One remarkable attribute of this exceptional Angiosperm is the diversity of colors, styles, and edibles they produce as seed beans. You are probably familiar with the more common navy, garbanzo, pinto, or kidney beans. But there are actually 18,000 species of plants in the legume family, presenting both an opportunity and a challenge for the home gardener – which ones to plant for the season.
In our garden, we like to mix up the styles – traditional snap beans – Blue Lake or Yellow Wax, with some of the ancient seed beans mentioned above. We also like to include different colors – Scarlet Runners, Pink Slippery Silks, Purple Blauhilde, multi-colored Dragon Tongues to name a few. All contribute to diversifying a verdant garden. The snap beans provide summer-long fresh vegetables for steaming or sautéing. The shell beans provide a fun after-summer activity of drying and shelling for use as soup beans or saving for next year. Here’s a sample of what we grew this year:

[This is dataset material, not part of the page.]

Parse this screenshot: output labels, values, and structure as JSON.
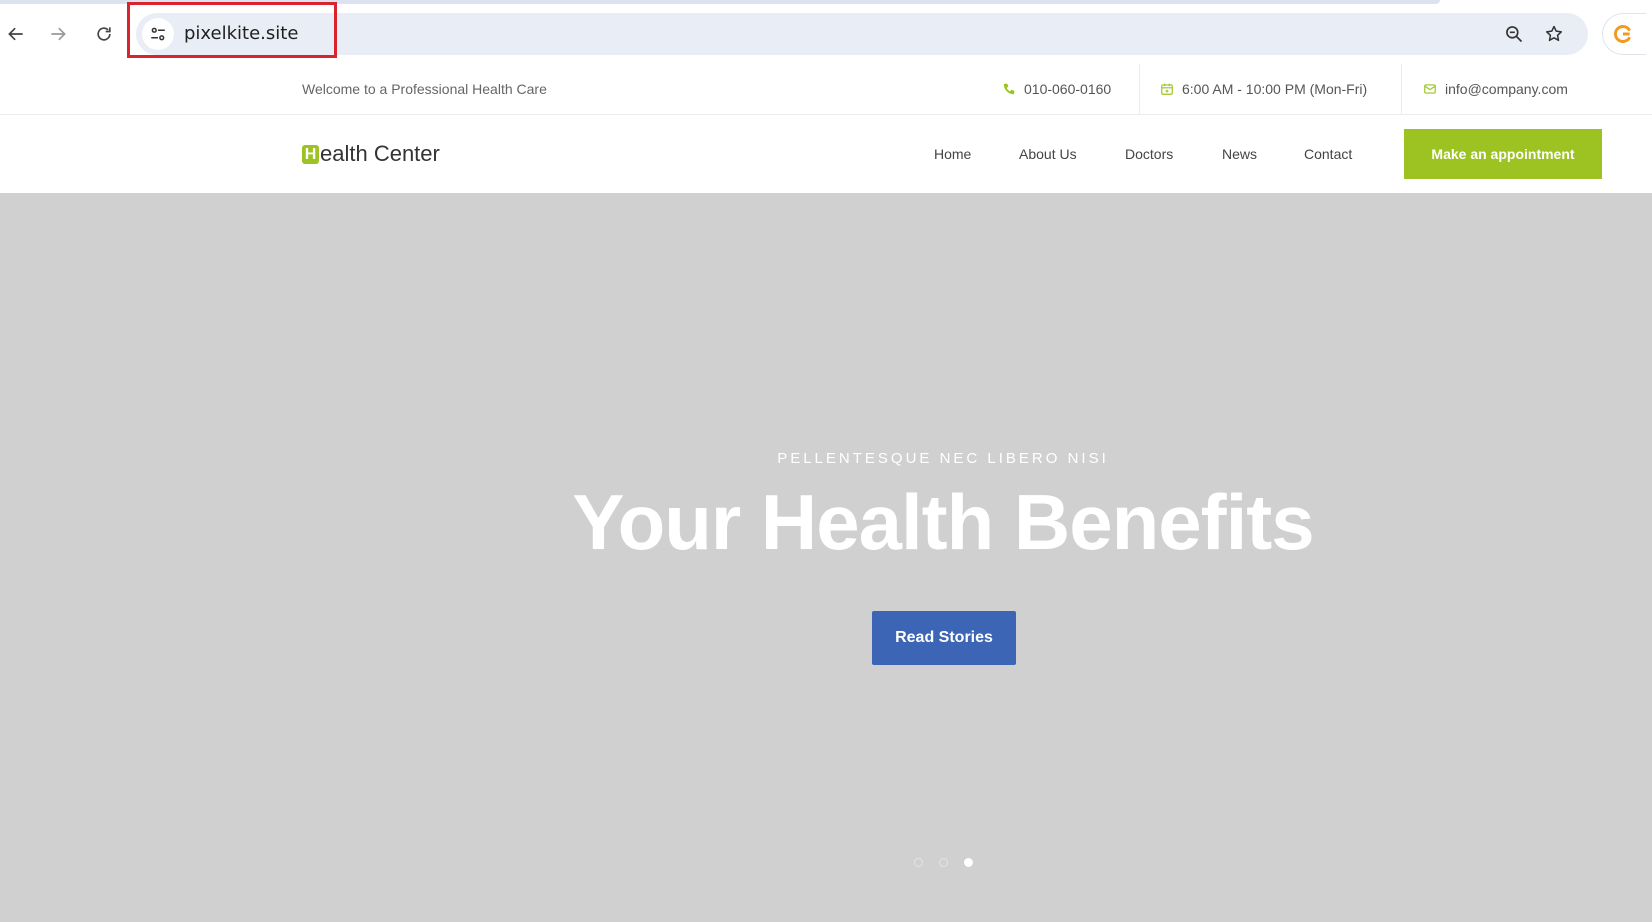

So, the next time you consider beans for a meal, don’t be afraid of the outcome, just focus on flavor and nutrition. If you take the precautions mentioned, you’ll enjoy your super food, and not worry about (insert your favorite euphemism for the F word). If you’d like to learn more about legendary legumes, or Aerostatics, call Bernie. He’s a self-proclaimed expert on both subjects!